**DIRECTIONS FOR THIS TASK**: Where does the word "CONECTANDO" appear in the data? Copy every line that holds it.

Data about app and page elements
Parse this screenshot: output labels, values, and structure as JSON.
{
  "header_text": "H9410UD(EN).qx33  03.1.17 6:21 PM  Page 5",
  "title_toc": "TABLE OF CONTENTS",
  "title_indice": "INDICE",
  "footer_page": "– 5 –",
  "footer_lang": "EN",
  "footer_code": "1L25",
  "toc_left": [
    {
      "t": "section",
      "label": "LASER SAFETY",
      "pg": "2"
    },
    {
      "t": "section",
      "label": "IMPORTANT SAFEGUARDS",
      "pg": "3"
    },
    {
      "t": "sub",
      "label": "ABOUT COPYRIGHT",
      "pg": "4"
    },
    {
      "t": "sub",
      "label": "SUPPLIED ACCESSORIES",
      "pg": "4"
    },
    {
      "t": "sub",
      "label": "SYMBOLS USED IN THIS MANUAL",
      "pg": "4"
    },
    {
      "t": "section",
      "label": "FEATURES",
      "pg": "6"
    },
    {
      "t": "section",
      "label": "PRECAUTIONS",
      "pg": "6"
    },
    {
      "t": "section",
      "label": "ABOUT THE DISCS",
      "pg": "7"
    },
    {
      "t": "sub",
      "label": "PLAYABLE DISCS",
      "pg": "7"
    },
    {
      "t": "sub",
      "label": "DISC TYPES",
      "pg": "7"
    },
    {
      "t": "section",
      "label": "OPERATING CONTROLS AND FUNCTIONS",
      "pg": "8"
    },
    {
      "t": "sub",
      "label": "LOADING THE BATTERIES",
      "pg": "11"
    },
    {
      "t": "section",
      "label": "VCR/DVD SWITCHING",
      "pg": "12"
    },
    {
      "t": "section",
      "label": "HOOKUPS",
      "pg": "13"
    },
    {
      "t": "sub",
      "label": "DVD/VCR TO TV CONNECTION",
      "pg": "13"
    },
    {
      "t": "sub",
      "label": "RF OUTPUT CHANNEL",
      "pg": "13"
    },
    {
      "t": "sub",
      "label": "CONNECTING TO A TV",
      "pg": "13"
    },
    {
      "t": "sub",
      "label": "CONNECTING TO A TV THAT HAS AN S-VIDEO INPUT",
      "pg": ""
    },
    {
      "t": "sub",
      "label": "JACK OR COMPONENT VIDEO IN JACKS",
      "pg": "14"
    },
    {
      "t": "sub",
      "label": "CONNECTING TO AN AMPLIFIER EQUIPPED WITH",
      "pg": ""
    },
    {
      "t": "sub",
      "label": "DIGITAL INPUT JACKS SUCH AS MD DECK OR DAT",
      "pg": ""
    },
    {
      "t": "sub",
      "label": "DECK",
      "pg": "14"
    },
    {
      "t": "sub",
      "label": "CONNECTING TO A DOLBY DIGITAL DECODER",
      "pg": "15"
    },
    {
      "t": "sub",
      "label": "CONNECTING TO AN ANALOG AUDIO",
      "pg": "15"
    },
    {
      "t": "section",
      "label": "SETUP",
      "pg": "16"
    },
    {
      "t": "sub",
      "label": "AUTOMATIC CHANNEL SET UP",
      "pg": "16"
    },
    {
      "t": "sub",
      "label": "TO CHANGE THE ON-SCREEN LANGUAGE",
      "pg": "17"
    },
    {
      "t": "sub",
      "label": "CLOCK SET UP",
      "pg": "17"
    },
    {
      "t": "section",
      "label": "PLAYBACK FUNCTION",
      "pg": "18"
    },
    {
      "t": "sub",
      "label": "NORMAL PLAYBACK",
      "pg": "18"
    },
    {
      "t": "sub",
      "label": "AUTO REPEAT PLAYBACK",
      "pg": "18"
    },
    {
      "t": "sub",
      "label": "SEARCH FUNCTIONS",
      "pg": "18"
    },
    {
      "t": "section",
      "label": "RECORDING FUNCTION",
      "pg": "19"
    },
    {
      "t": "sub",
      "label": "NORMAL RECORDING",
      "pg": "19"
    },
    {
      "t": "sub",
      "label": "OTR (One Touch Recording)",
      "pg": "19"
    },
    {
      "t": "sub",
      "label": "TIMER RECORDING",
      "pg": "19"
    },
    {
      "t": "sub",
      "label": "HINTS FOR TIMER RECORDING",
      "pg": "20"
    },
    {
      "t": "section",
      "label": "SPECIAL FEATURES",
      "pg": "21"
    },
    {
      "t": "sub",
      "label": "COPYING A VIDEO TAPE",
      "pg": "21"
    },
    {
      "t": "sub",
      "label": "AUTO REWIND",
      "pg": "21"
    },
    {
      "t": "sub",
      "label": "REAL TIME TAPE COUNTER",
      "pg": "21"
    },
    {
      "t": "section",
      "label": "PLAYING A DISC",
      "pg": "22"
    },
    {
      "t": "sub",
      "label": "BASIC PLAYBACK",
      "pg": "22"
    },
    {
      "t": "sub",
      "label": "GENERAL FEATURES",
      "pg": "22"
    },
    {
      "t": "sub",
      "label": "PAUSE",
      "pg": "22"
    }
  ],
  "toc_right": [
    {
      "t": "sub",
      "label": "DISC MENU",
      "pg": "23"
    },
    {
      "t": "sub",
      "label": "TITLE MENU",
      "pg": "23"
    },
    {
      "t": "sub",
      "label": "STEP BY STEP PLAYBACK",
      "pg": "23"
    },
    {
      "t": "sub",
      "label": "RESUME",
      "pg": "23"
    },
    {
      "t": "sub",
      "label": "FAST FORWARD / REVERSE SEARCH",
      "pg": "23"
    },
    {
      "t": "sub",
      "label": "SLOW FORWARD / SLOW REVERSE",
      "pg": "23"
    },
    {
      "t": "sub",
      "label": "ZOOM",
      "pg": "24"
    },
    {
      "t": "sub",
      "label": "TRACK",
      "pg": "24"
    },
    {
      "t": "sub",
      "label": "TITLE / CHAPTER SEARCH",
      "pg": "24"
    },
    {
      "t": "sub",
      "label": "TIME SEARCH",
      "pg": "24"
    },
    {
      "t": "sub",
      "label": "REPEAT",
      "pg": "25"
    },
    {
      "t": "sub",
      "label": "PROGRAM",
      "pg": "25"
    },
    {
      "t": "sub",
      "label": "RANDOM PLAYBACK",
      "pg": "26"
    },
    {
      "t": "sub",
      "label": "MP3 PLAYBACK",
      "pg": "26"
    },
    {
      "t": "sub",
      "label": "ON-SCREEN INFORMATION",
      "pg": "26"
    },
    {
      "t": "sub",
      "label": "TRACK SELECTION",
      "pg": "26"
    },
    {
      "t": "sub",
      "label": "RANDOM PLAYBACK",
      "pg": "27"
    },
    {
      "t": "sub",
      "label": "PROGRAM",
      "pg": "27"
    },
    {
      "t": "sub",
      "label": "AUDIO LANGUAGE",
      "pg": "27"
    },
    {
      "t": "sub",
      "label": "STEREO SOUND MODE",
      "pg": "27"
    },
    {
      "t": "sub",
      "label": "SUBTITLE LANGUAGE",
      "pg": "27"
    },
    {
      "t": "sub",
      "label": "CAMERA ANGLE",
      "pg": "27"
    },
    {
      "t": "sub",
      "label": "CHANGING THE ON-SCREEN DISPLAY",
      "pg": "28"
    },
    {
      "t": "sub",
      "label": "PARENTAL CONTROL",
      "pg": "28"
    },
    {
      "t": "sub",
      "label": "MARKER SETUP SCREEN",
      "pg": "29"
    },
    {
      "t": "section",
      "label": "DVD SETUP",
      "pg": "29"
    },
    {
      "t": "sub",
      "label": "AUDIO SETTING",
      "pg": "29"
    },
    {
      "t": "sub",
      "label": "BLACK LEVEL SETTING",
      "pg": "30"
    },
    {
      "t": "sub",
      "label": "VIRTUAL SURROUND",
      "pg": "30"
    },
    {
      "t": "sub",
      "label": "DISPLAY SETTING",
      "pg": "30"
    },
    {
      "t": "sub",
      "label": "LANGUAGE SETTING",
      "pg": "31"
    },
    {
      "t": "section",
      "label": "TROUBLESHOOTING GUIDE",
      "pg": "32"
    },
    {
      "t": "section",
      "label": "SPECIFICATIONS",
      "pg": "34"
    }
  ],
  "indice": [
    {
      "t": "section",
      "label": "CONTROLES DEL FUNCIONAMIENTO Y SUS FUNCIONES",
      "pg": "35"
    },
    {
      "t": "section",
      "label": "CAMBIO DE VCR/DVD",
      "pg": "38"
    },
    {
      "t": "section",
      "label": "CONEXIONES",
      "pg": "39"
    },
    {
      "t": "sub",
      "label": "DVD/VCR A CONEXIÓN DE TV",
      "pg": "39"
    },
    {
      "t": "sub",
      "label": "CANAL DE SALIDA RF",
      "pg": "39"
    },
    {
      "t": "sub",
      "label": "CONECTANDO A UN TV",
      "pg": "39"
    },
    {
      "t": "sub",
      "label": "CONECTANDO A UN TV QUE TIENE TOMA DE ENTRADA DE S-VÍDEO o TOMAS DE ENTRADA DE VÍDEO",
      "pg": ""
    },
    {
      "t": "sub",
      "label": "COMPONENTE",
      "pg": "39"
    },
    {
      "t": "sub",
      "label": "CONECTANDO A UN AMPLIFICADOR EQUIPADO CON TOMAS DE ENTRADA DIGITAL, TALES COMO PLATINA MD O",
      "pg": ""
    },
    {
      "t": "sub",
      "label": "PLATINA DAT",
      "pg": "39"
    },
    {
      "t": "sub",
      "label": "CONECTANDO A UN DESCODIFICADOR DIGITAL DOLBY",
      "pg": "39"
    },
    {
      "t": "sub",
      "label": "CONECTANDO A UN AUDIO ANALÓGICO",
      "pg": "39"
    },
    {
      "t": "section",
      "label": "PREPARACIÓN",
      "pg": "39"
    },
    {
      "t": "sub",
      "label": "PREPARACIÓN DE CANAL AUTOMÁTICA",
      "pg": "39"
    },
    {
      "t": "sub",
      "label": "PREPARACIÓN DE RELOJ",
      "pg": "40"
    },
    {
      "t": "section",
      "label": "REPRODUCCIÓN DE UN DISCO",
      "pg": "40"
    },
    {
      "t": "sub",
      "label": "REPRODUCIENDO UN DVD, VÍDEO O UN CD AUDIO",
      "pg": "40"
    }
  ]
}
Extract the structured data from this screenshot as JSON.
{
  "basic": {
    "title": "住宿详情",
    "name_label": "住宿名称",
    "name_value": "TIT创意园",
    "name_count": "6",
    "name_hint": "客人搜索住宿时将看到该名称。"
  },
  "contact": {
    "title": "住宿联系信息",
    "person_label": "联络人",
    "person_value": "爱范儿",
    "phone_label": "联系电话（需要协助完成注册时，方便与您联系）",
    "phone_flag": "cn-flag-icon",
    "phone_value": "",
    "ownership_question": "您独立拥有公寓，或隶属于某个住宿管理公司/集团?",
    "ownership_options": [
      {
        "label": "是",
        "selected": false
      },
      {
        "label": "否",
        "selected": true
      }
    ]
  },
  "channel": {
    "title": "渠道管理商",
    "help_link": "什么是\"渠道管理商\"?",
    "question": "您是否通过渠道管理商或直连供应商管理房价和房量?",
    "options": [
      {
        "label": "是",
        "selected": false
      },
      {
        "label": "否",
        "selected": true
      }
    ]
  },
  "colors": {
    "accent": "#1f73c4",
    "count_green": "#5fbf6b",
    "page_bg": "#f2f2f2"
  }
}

**TASK RESULT**:
      "label": "CONECTANDO A UN TV",
      "label": "CONECTANDO A UN TV QUE TIENE TOMA DE ENTRADA DE S-VÍDEO o TOMAS DE ENTRADA DE VÍDEO",
      "label": "CONECTANDO A UN AMPLIFICADOR EQUIPADO CON TOMAS DE ENTRADA DIGITAL, TALES COMO PLATINA MD O",
      "label": "CONECTANDO A UN DESCODIFICADOR DIGITAL DOLBY",
      "label": "CONECTANDO A UN AUDIO ANALÓGICO",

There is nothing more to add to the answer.